ORANGE, Texas — Mother Nature has thrown a knuckleball into the Sabine River Challenge. Unlike the challenge of making contact with a fluttering baseball, the goal for the Bassmaster Elite Series anglers has been just the opposite – not making contact.
It seems that almost every one of the 100 anglers has hit something during the three days of practice this week on the Sabine.
"I got really stuck twice," said 2013 Classic champion Cliff Pace. "One time I got stuck on the [river] bottom. There's nothing unusual about that. The second time I got stuck in the air."
Pace explained that he tried to power his boat over a half-submerged log. He made it only halfway.
"How I got off, I really don't remember," Pace said. "Good luck, I guess."
One area of the Sabine has been particularly tough on outboard motor lower units and propellers.
"There's probably $2,000-worth of props in that one spot that has been whipping our butts," laughed veteran Zell Rowland. "Ask Britt Myers. He knows exactly where it is."
Myers was another lower unit victim this week. The boat service crews have been busier than normal during practice, but those problems should ease once the tournament begins Thursday, according to Dennis Tietje of nearby Roanoke, La. He probably knows this shallow river system best in the 100-man field, and Tietje – much to his surprise – needed some serious outboard repair after he smacked an underwater obstruction Monday.
"Mother Nature threw a kink in this tournament," Tietje said. "The combination of low tide and wind had the water level about a foot lower than it has been in a long, long time.
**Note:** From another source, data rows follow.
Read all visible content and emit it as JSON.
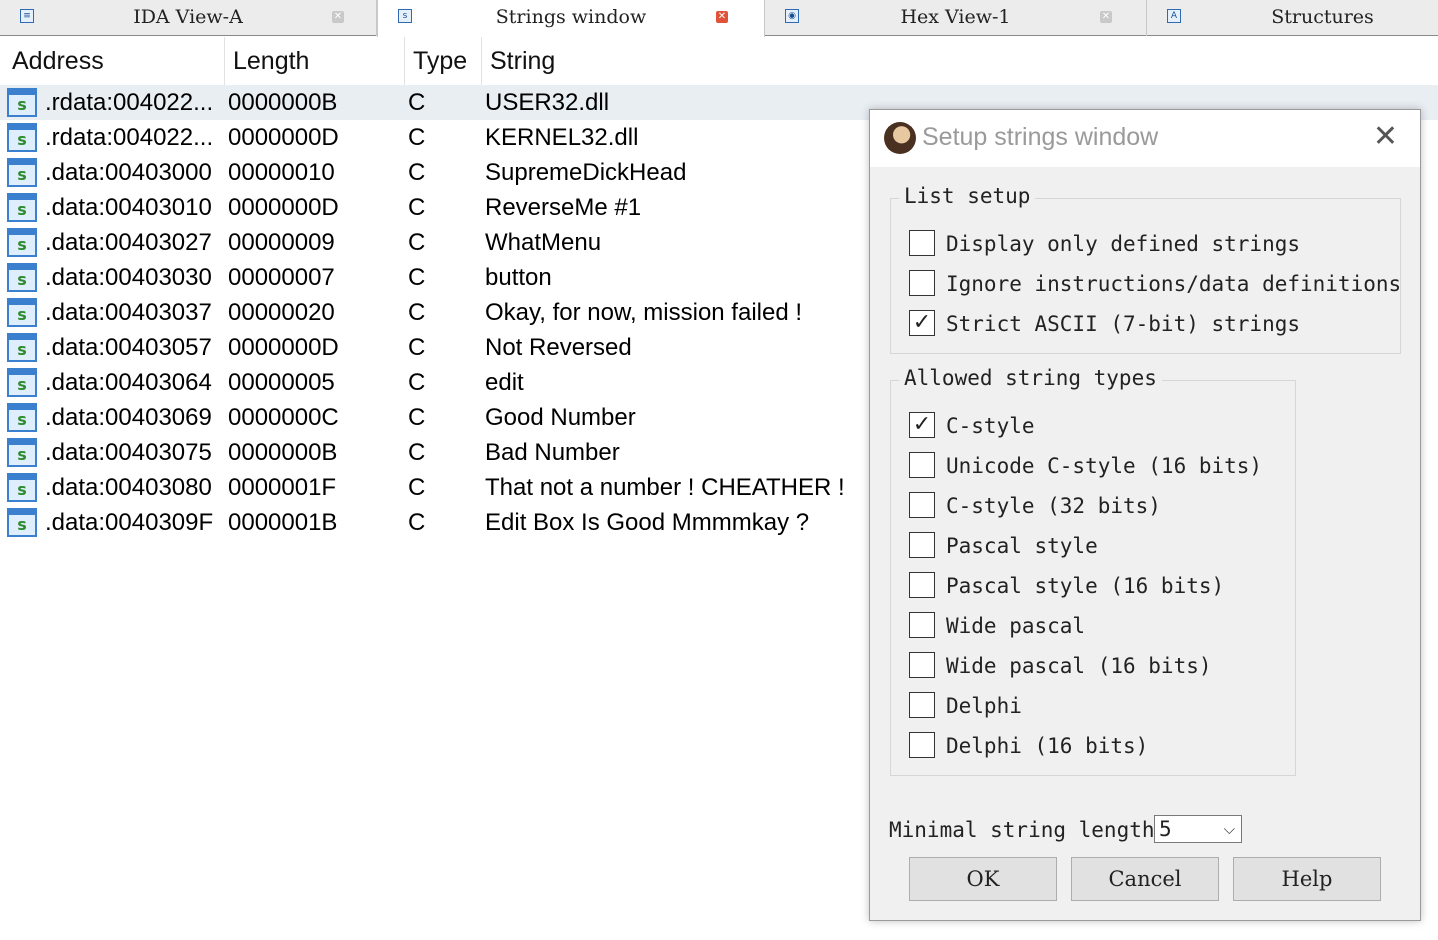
{
  "tabs": [
    {
      "label": "IDA View-A",
      "icon": "ida-view-icon",
      "active": false
    },
    {
      "label": "Strings window",
      "icon": "strings-icon",
      "active": true
    },
    {
      "label": "Hex View-1",
      "icon": "hex-view-icon",
      "active": false
    },
    {
      "label": "Structures",
      "icon": "structures-icon",
      "active": false
    }
  ],
  "table": {
    "headers": {
      "address": "Address",
      "length": "Length",
      "type": "Type",
      "string": "String"
    },
    "rows": [
      {
        "address": ".rdata:004022...",
        "length": "0000000B",
        "type": "C",
        "string": "USER32.dll"
      },
      {
        "address": ".rdata:004022...",
        "length": "0000000D",
        "type": "C",
        "string": "KERNEL32.dll"
      },
      {
        "address": ".data:00403000",
        "length": "00000010",
        "type": "C",
        "string": "SupremeDickHead"
      },
      {
        "address": ".data:00403010",
        "length": "0000000D",
        "type": "C",
        "string": "ReverseMe #1"
      },
      {
        "address": ".data:00403027",
        "length": "00000009",
        "type": "C",
        "string": "WhatMenu"
      },
      {
        "address": ".data:00403030",
        "length": "00000007",
        "type": "C",
        "string": "button"
      },
      {
        "address": ".data:00403037",
        "length": "00000020",
        "type": "C",
        "string": "Okay, for now, mission failed !"
      },
      {
        "address": ".data:00403057",
        "length": "0000000D",
        "type": "C",
        "string": "Not Reversed"
      },
      {
        "address": ".data:00403064",
        "length": "00000005",
        "type": "C",
        "string": "edit"
      },
      {
        "address": ".data:00403069",
        "length": "0000000C",
        "type": "C",
        "string": "Good Number"
      },
      {
        "address": ".data:00403075",
        "length": "0000000B",
        "type": "C",
        "string": "Bad Number"
      },
      {
        "address": ".data:00403080",
        "length": "0000001F",
        "type": "C",
        "string": "That not a number ! CHEATHER !"
      },
      {
        "address": ".data:0040309F",
        "length": "0000001B",
        "type": "C",
        "string": "Edit Box Is Good Mmmmkay ?"
      }
    ],
    "row_icon_glyph": "s"
  },
  "dialog": {
    "title": "Setup strings window",
    "close_glyph": "✕",
    "list_setup": {
      "title": "List setup",
      "options": [
        {
          "label": "Display only defined strings",
          "checked": false
        },
        {
          "label": "Ignore instructions/data definitions",
          "checked": false
        },
        {
          "label": "Strict ASCII (7-bit) strings",
          "checked": true
        }
      ]
    },
    "allowed_types": {
      "title": "Allowed string types",
      "options": [
        {
          "label": "C-style",
          "checked": true
        },
        {
          "label": "Unicode C-style (16 bits)",
          "checked": false
        },
        {
          "label": "C-style (32 bits)",
          "checked": false
        },
        {
          "label": "Pascal style",
          "checked": false
        },
        {
          "label": "Pascal style (16 bits)",
          "checked": false
        },
        {
          "label": "Wide pascal",
          "checked": false
        },
        {
          "label": "Wide pascal (16 bits)",
          "checked": false
        },
        {
          "label": "Delphi",
          "checked": false
        },
        {
          "label": "Delphi (16 bits)",
          "checked": false
        }
      ]
    },
    "min_length_label": "Minimal string length",
    "min_length_value": "5",
    "buttons": {
      "ok": "OK",
      "cancel": "Cancel",
      "help": "Help"
    }
  }
}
It's coming back up, but that's creating other problems as far as catching fish."
Tietje explained that heavy rains upstream on the Sabine have produced a surge of muddy water coming down the river, which drains into the Gulf of Mexico. The rising tide from the Gulf is meeting the muddy water and forcing it into the backwater areas, where the best fishing had been previously.
It has these anglers spread out in both directions from Orange Public Boat Ramp weigh-in site. Many of them are planning long boat runs in search of clear water and a five-bass daily limit meeting the 14-inch minimum length requirement.
"I'm catching numbers, but no size," said Bobby Lane. "You might catch 30 or 40 fish one day and weigh-in with zero. It's a matter of, 'Where's that 14-incher?'"
When asked about his practice period, Pace deadpanned, "I caught a redfish that was well over 14 inches. It was probably 20 or 22 inches."
But whether the daily bag weights are high or low, there is no doubt among these anglers that enthusiasm in Orange is remarkably high. It seems every business in town has a sign welcoming the Elite Series. Autograph-seekers are everywhere.
"I've never seen a place so excited to host a tournament," Pace said.